How can we ditch time recording?


The adoption of work management platforms such as JIRA or Rally provides an alternative data source that can provide a higher accuracy basis for capitalisation decisions using existing artefacts from the delivery process  


Here is an example of how one organisation ditched time-recording in favour of a more accurate algorithmic determination of cost per delivered software outcome:

  1. Add a mandatory drop down field in the work management system to make it easy to categorise the type of work. Users do not need to understand capitalisation rules.


  2. The new field exists both on the Feature (business) ticket and the User Story (detail) ticket. The combination provides a rich and granular context for capitalisation decisions.


  3. Each User Story is assigned size points by its delivery team during delivery, this may be revised at any time until closure to ensure it reflects actual effort.


  4. Each User Story is linked to a Feature (business) ticket


  5. At the end of each period, an algorithm runs. Actual cost on the cost centre is divided by the actual completed story points in the work management system ($s per point). Then for each capitalisable feature a capitalisation value is calculated based on its total underlying capitalisable story points.


Hints and Tips from a team who has been on this journey:


Q: How did you get confident the new data is more accurate?
A:  We operated time recording for a period, in parallel with the value stream capitalisation algorithm; we refined the algorithm during this time; we only cut-over to the new approach when stakeholders were comfortable

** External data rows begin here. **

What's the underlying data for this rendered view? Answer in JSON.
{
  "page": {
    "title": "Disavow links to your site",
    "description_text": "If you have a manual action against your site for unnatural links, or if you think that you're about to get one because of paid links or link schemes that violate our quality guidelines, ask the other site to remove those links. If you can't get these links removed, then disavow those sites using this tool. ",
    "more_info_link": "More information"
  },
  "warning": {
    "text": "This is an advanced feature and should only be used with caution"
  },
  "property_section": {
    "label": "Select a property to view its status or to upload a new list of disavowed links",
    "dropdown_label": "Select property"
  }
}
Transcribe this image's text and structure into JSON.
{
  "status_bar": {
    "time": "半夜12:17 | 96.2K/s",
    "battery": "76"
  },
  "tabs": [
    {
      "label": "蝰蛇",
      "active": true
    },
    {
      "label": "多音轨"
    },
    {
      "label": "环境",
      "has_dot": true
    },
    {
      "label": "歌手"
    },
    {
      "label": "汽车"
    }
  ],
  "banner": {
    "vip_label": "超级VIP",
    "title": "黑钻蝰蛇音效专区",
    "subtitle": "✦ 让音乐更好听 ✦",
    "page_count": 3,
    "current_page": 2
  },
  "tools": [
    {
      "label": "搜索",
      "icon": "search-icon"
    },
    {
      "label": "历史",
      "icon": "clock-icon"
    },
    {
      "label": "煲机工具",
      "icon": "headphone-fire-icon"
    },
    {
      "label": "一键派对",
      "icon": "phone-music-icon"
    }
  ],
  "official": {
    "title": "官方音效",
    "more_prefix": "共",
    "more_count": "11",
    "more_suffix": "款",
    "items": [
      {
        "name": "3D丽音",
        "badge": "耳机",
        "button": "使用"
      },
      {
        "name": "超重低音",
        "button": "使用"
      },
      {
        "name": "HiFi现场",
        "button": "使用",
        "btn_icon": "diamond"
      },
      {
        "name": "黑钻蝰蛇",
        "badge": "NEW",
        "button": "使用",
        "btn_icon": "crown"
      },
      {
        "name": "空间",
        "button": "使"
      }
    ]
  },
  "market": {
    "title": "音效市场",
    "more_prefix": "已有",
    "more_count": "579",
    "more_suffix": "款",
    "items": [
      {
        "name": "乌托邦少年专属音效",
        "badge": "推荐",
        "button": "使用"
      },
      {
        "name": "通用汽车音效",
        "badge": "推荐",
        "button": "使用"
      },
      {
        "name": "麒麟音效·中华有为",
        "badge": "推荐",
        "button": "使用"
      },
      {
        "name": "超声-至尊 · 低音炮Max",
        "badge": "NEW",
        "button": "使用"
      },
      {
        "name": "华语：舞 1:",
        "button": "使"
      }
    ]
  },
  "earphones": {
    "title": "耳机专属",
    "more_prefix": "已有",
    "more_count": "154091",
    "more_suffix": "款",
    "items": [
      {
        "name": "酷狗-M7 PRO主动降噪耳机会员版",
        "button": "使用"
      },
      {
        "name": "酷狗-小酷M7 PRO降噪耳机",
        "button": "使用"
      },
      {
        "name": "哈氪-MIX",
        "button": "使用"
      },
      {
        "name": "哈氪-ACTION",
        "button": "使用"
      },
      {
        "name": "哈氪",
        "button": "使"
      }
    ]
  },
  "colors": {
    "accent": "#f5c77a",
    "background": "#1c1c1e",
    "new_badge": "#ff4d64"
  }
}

Q: How do you know that all work is in the work management system, that there is not some kind of off-the books invisible stuff?

A: The Ways of Working team run an “Are you fit” initiative to help delivery teams operate their backlogs effectively. Its a virtuous circle – the behaviours needed to create financial data are now the same behaviours needed for better delivery discipline. We run detective reports – if we find teams with few tickets in their backlogs, that’s a reason to engage; if we find releases that do not correlate to backlog activity, that’s a reason to engage. These are all non-comformities which we can help iron out for teams and they appreciate it. We also run lots of lean coffees, brown bags, office hours type sessions.


Q: What are the pre-requisites for ditching time recording?

A: We had already been running some key enterprise metrics for some time. Teams were all using JIRA or Rally because this was required to support our cycle time metrics. So the data needed for capitalisation was basically already being created in the systems. 


Q: How do you handle partially capitalised Features which get abandoned?
A: We are still learning answers for all these scenarios. We have started running detective monitoring for Features where no work has been underway for 3 months. We now categorise these as obsolete and ask the team to close the item. If its been partially capitalised then we will do a write-off




Across all industries and all regions the need for business agility has been recognised beyond the IT organisation.  Core functions such as Finance, HR and Audit are responding with new approaches that enable improvements in Better Value Sooner Safer Happier outcomes. 


The Finance community is a key actor in these changes to help organisations pivot from a Project to a Product approach. Patterns such as described in this article can help create a tailwind, and provide inspiration on the way forward.  However your context is unique and the way you use or evolved these patterns to improve the outcomes for your organisation will vary. 

Share on twitter
Share on facebook
Share on linkedin
Share on whatsapp
Share on email


Better Value Sooner Safer Happier


sooner safer happier book